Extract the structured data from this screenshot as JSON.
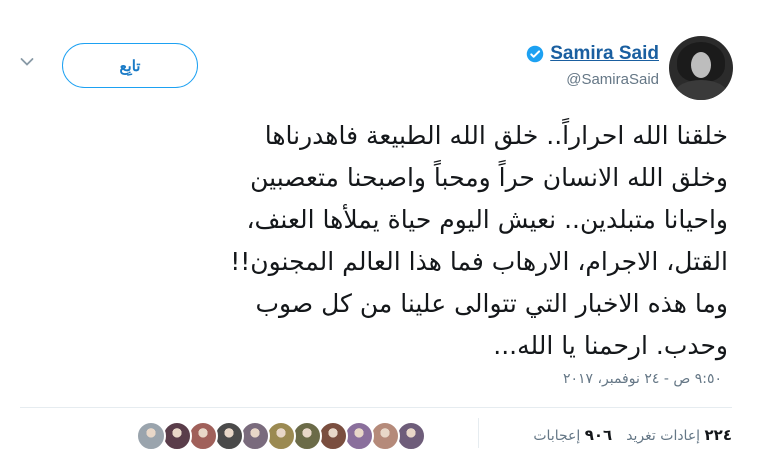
{
  "user": {
    "display_name": "Samira Said",
    "handle": "@SamiraSaid"
  },
  "follow_label": "تابِع",
  "tweet": {
    "text": "خلقنا الله احراراً.. خلق الله الطبيعة فاهدرناها\nوخلق الله الانسان حراً ومحباً واصبحنا متعصبين\nواحيانا متبلدين.. نعيش اليوم حياة يملأها العنف،\nالقتل، الاجرام، الارهاب فما هذا العالم المجنون!!\nوما هذه الاخبار التي تتوالى علينا من كل صوب\nوحدب. ارحمنا يا الله...",
    "timestamp": "٩:٥٠ ص - ٢٤ نوفمبر، ٢٠١٧"
  },
  "stats": {
    "retweets_count": "٢٢٤",
    "retweets_label": "إعادات تغريد",
    "likes_count": "٩٠٦",
    "likes_label": "إعجابات"
  },
  "colors": {
    "accent": "#1da1f2",
    "name": "#1a5fa0",
    "muted": "#657786"
  },
  "likers": [
    {
      "color": "#6e5d7a"
    },
    {
      "color": "#b58a7a"
    },
    {
      "color": "#8a6f9c"
    },
    {
      "color": "#7a4e3f"
    },
    {
      "color": "#6b6b48"
    },
    {
      "color": "#9b8a52"
    },
    {
      "color": "#7a6b7d"
    },
    {
      "color": "#4a4a4a"
    },
    {
      "color": "#a0605a"
    },
    {
      "color": "#5a3d4a"
    },
    {
      "color": "#9aa4ad"
    }
  ]
}
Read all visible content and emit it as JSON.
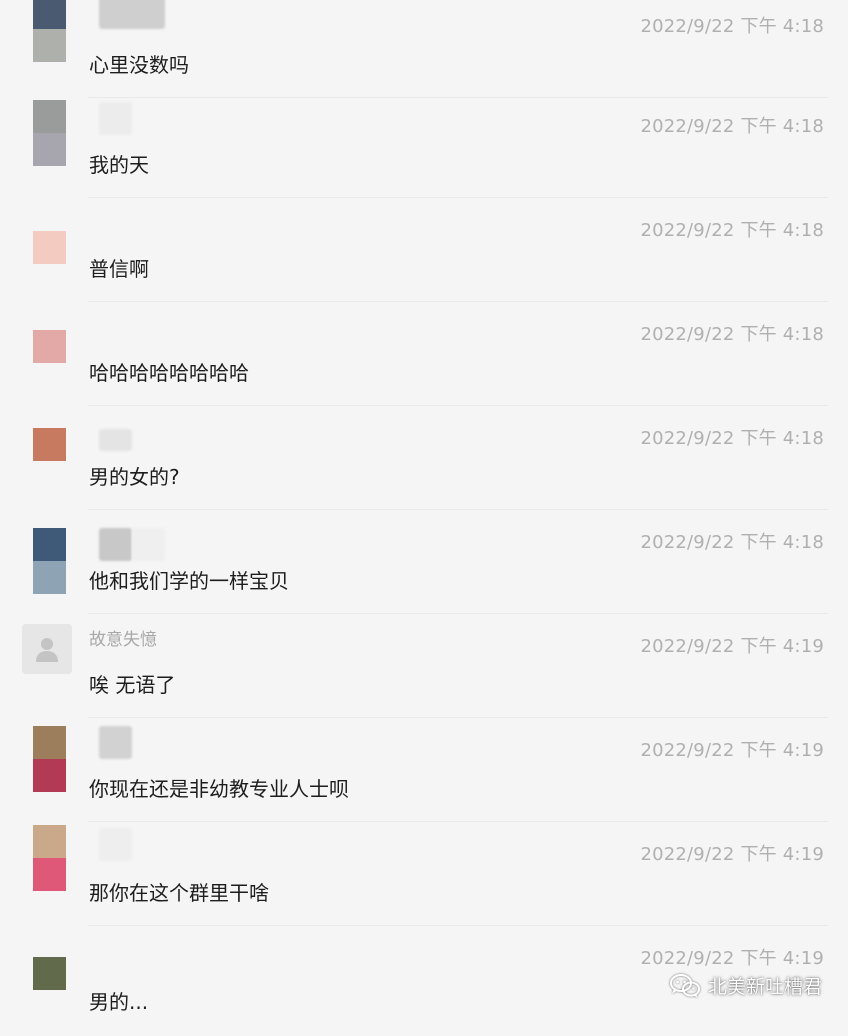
{
  "messages": [
    {
      "sender": "",
      "avatar_colors": [
        "#4a5a70",
        "#aeb0ac"
      ],
      "time": "2022/9/22 下午 4:18",
      "text": "心里没数吗"
    },
    {
      "sender": "",
      "avatar_colors": [
        "#9a9c9b",
        "#a7a6ae"
      ],
      "time": "2022/9/22 下午 4:18",
      "text": "我的天"
    },
    {
      "sender": "",
      "avatar_colors": [
        "#f3cbc0",
        "#f5f5f5"
      ],
      "time": "2022/9/22 下午 4:18",
      "text": "普信啊"
    },
    {
      "sender": "",
      "avatar_colors": [
        "#e2a9a7",
        "#f5f5f5"
      ],
      "time": "2022/9/22 下午 4:18",
      "text": "哈哈哈哈哈哈哈哈"
    },
    {
      "sender": "",
      "avatar_colors": [
        "#c77a5f",
        "#f5f5f5"
      ],
      "time": "2022/9/22 下午 4:18",
      "text": "男的女的?"
    },
    {
      "sender": "",
      "avatar_colors": [
        "#3e5a78",
        "#8ea4b5"
      ],
      "time": "2022/9/22 下午 4:18",
      "text": "他和我们学的一样宝贝"
    },
    {
      "sender": "故意失憶",
      "avatar_colors": [
        "#e6e6e6",
        "#e6e6e6"
      ],
      "time": "2022/9/22 下午 4:19",
      "text": "唉 无语了"
    },
    {
      "sender": "",
      "avatar_colors": [
        "#9c7e5c",
        "#b23a55"
      ],
      "time": "2022/9/22 下午 4:19",
      "text": "你现在还是非幼教专业人士呗"
    },
    {
      "sender": "",
      "avatar_colors": [
        "#c9a98a",
        "#e05878"
      ],
      "time": "2022/9/22 下午 4:19",
      "text": "那你在这个群里干啥"
    },
    {
      "sender": "",
      "avatar_colors": [
        "#626a4c",
        "#f5f5f5"
      ],
      "time": "2022/9/22 下午 4:19",
      "text": "男的..."
    }
  ],
  "watermark": {
    "text": "北美新吐槽君",
    "icon": "wechat-icon"
  }
}
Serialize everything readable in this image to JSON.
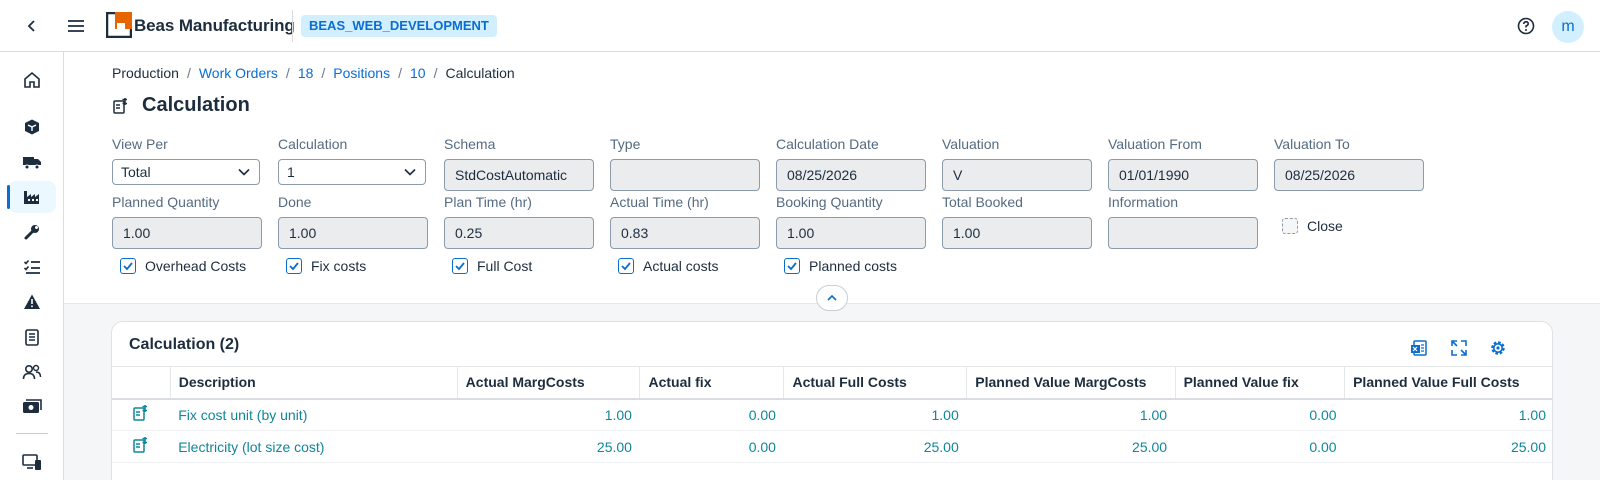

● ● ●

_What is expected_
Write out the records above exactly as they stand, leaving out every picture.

_Solution_
Extract the structured data from this screenshot as JSON.
{
  "user": {
    "display_name": "Samira Said",
    "handle": "@SamiraSaid"
  },
  "follow_label": "تابِع",
  "tweet": {
    "text": "خلقنا الله احراراً.. خلق الله الطبيعة فاهدرناها\nوخلق الله الانسان حراً ومحباً واصبحنا متعصبين\nواحيانا متبلدين.. نعيش اليوم حياة يملأها العنف،\nالقتل، الاجرام، الارهاب فما هذا العالم المجنون!!\nوما هذه الاخبار التي تتوالى علينا من كل صوب\nوحدب. ارحمنا يا الله...",
    "timestamp": "٩:٥٠ ص - ٢٤ نوفمبر، ٢٠١٧"
  },
  "stats": {
    "retweets_count": "٢٢٤",
    "retweets_label": "إعادات تغريد",
    "likes_count": "٩٠٦",
    "likes_label": "إعجابات"
  },
  "colors": {
    "accent": "#1da1f2",
    "name": "#1a5fa0",
    "muted": "#657786"
  },
  "likers": [
    {
      "color": "#6e5d7a"
    },
    {
      "color": "#b58a7a"
    },
    {
      "color": "#8a6f9c"
    },
    {
      "color": "#7a4e3f"
    },
    {
      "color": "#6b6b48"
    },
    {
      "color": "#9b8a52"
    },
    {
      "color": "#7a6b7d"
    },
    {
      "color": "#4a4a4a"
    },
    {
      "color": "#a0605a"
    },
    {
      "color": "#5a3d4a"
    },
    {
      "color": "#9aa4ad"
    }
  ]
}
Read all visible content and emit it as JSON.
{
  "messages": [
    {
      "sender": "",
      "avatar_colors": [
        "#4a5a70",
        "#aeb0ac"
      ],
      "time": "2022/9/22 下午 4:18",
      "text": "心里没数吗"
    },
    {
      "sender": "",
      "avatar_colors": [
        "#9a9c9b",
        "#a7a6ae"
      ],
      "time": "2022/9/22 下午 4:18",
      "text": "我的天"
    },
    {
      "sender": "",
      "avatar_colors": [
        "#f3cbc0",
        "#f5f5f5"
      ],
      "time": "2022/9/22 下午 4:18",
      "text": "普信啊"
    },
    {
      "sender": "",
      "avatar_colors": [
        "#e2a9a7",
        "#f5f5f5"
      ],
      "time": "2022/9/22 下午 4:18",
      "text": "哈哈哈哈哈哈哈哈"
    },
    {
      "sender": "",
      "avatar_colors": [
        "#c77a5f",
        "#f5f5f5"
      ],
      "time": "2022/9/22 下午 4:18",
      "text": "男的女的?"
    },
    {
      "sender": "",
      "avatar_colors": [
        "#3e5a78",
        "#8ea4b5"
      ],
      "time": "2022/9/22 下午 4:18",
      "text": "他和我们学的一样宝贝"
    },
    {
      "sender": "故意失憶",
      "avatar_colors": [
        "#e6e6e6",
        "#e6e6e6"
      ],
      "time": "2022/9/22 下午 4:19",
      "text": "唉 无语了"
    },
    {
      "sender": "",
      "avatar_colors": [
        "#9c7e5c",
        "#b23a55"
      ],
      "time": "2022/9/22 下午 4:19",
      "text": "你现在还是非幼教专业人士呗"
    },
    {
      "sender": "",
      "avatar_colors": [
        "#c9a98a",
        "#e05878"
      ],
      "time": "2022/9/22 下午 4:19",
      "text": "那你在这个群里干啥"
    },
    {
      "sender": "",
      "avatar_colors": [
        "#626a4c",
        "#f5f5f5"
      ],
      "time": "2022/9/22 下午 4:19",
      "text": "男的..."
    }
  ],
  "watermark": {
    "text": "北美新吐槽君",
    "icon": "wechat-icon"
  }
}
Serialize everything readable in this image to JSON.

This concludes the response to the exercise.